“We know it’s been a hard year and people are tired, but in hospitals that are running at or over capacity it’s the hardest it can possibly be,” he said.

“The truth is that at present, many places are witnessing very high transmission of the COVID-19 virus, which is putting enormous pressure on hospitals, intensive care units and health workers.”

The virus emerged in Wuhan, China, a year ago since when more than 65 million people have been reported to be infected by the novel coronavirus globally and 1.5 million have died.

Two promising vaccines could soon receive emergency use authorization from the U.S. Food and Drug Administration, and some 20 million Americans could be vaccinated this year, helping stem the tide of the virus in the world’s worst hit country.

However, the WHO’s top emergency expert Mike Ryan also cautioned on Friday against complacency in the wake of vaccine roll-out, saying that although they were a major part of the battle against COVID-19, vaccines would not on their own end the pandemic.

“Vaccines do not equal zero COVID,” he said.

Ryan said some countries would have to sustain very strong control measures for some time into the future or they would risk a “blow up” in cases, and a yo-yoing of the pandemic.

“We are in a pivotal moment in some countries. There are health systems in some countries at the point of collapse,” he said, without referring to specific countries.

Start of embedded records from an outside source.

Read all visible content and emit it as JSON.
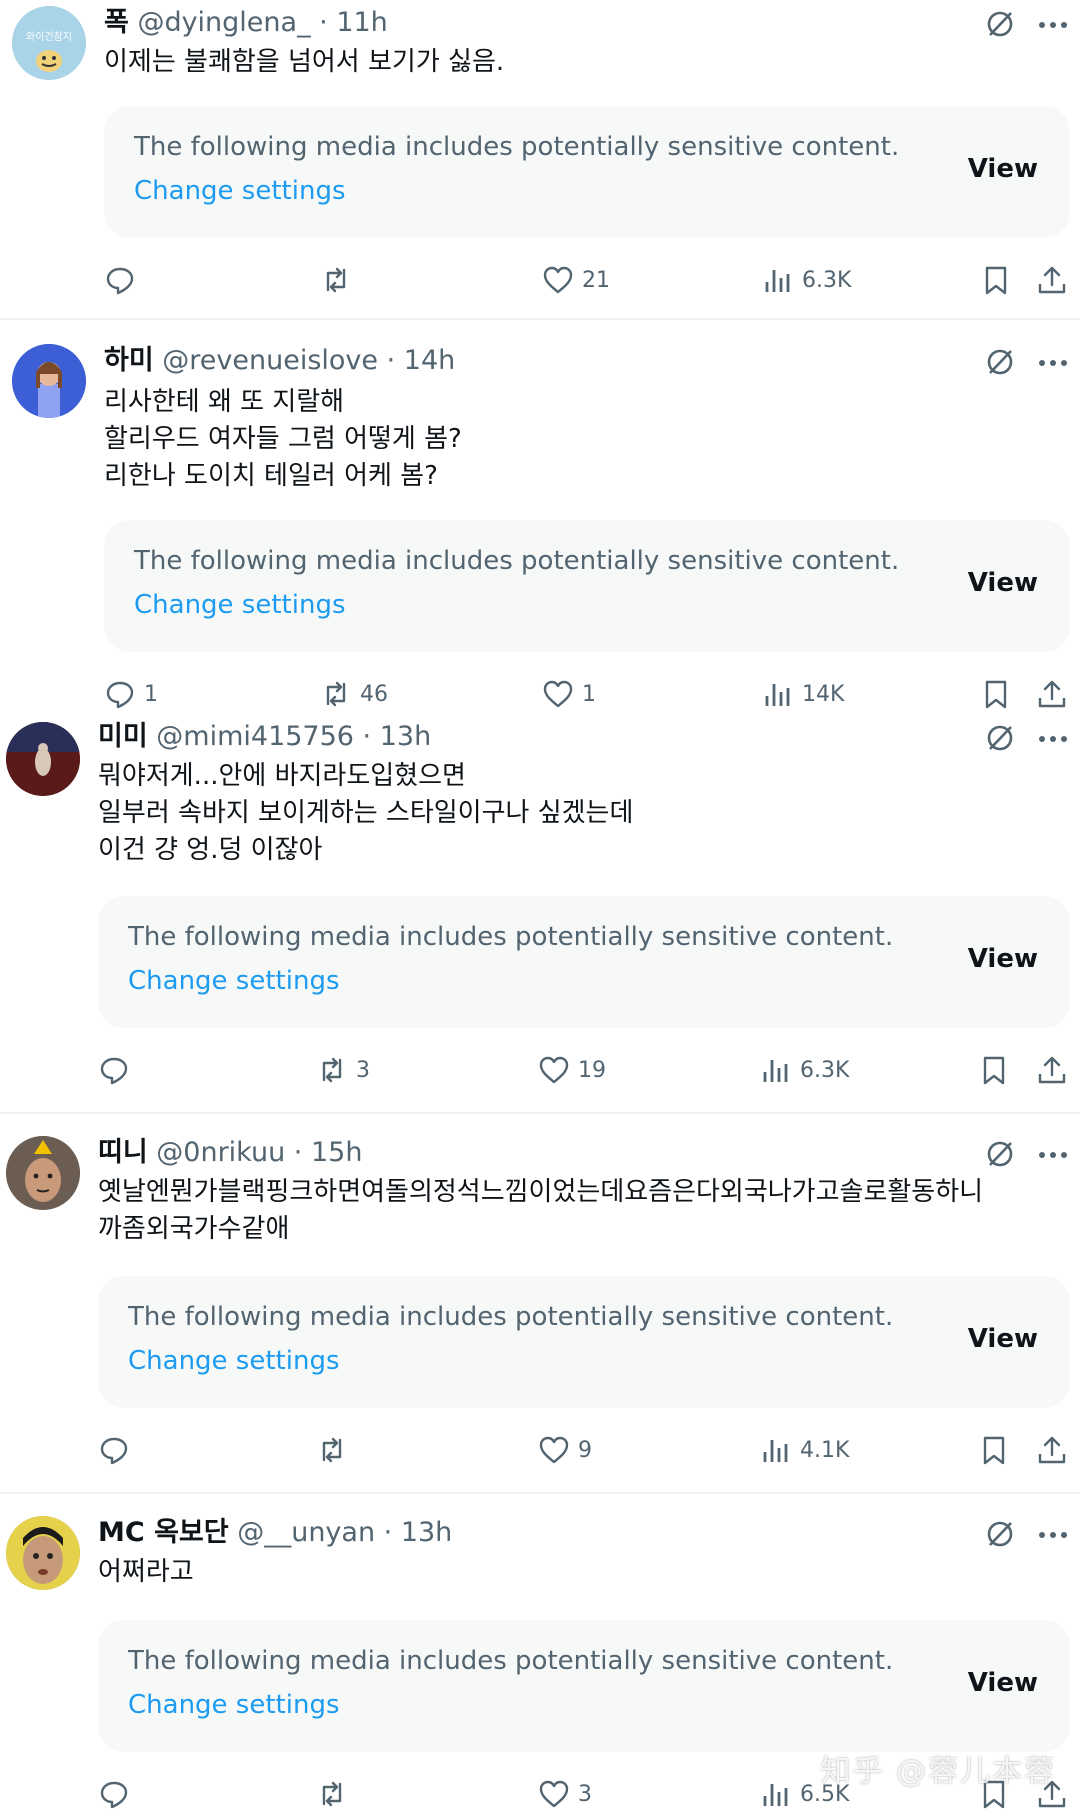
{
  "tweets": [
    {
      "name": "폭",
      "handle": "@dyinglena_",
      "sep": " · ",
      "time": "11h",
      "avatar_label": "와이건참지",
      "text": "이제는 불쾌함을 넘어서 보기가 싫음.",
      "media_warning": "The following media includes potentially sensitive content.",
      "change_settings": "Change settings",
      "view": "View",
      "replies": "",
      "retweets": "",
      "likes": "21",
      "views": "6.3K"
    },
    {
      "name": "하미",
      "handle": "@revenueislove",
      "sep": " · ",
      "time": "14h",
      "avatar_label": "",
      "text": "리사한테 왜 또 지랄해\n할리우드 여자들 그럼 어떻게 봄?\n리한나 도이치 테일러 어케 봄?",
      "media_warning": "The following media includes potentially sensitive content.",
      "change_settings": "Change settings",
      "view": "View",
      "replies": "1",
      "retweets": "46",
      "likes": "1",
      "views": "14K"
    },
    {
      "name": "미미",
      "handle": "@mimi415756",
      "sep": " · ",
      "time": "13h",
      "avatar_label": "",
      "text": "뭐야저게...안에 바지라도입혔으면\n일부러 속바지 보이게하는 스타일이구나 싶겠는데\n이건 걍 엉.덩 이잖아",
      "media_warning": "The following media includes potentially sensitive content.",
      "change_settings": "Change settings",
      "view": "View",
      "replies": "",
      "retweets": "3",
      "likes": "19",
      "views": "6.3K"
    },
    {
      "name": "띠니",
      "handle": "@0nrikuu",
      "sep": " · ",
      "time": "15h",
      "avatar_label": "",
      "text": "옛날엔뭔가블랙핑크하면여돌의정석느낌이었는데요즘은다외국나가고솔로활동하니\n까좀외국가수같애",
      "media_warning": "The following media includes potentially sensitive content.",
      "change_settings": "Change settings",
      "view": "View",
      "replies": "",
      "retweets": "",
      "likes": "9",
      "views": "4.1K"
    },
    {
      "name": "MC 옥보단",
      "handle": "@__unyan",
      "sep": " · ",
      "time": "13h",
      "avatar_label": "",
      "text": "어쩌라고",
      "media_warning": "The following media includes potentially sensitive content.",
      "change_settings": "Change settings",
      "view": "View",
      "replies": "",
      "retweets": "",
      "likes": "3",
      "views": "6.5K"
    }
  ],
  "watermark": "知乎 @蓉儿本蓉",
  "colors": {
    "text": "#0f1419",
    "muted": "#536471",
    "link": "#1d9bf0",
    "media_bg": "#f7f9f9",
    "divider": "#eff3f4"
  },
  "icons": {
    "reply": "reply-icon",
    "retweet": "retweet-icon",
    "like": "heart-icon",
    "views": "views-chart-icon",
    "bookmark": "bookmark-icon",
    "share": "share-icon",
    "grok": "grok-icon",
    "more": "more-icon"
  }
}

(Reporting by Stephanie Nebehay in Geneva and Michael Shields in Zurich; Writing by Toby Chopra; Editing by Jon Boyle, Catherine Evans and Raissa Kasolowsky)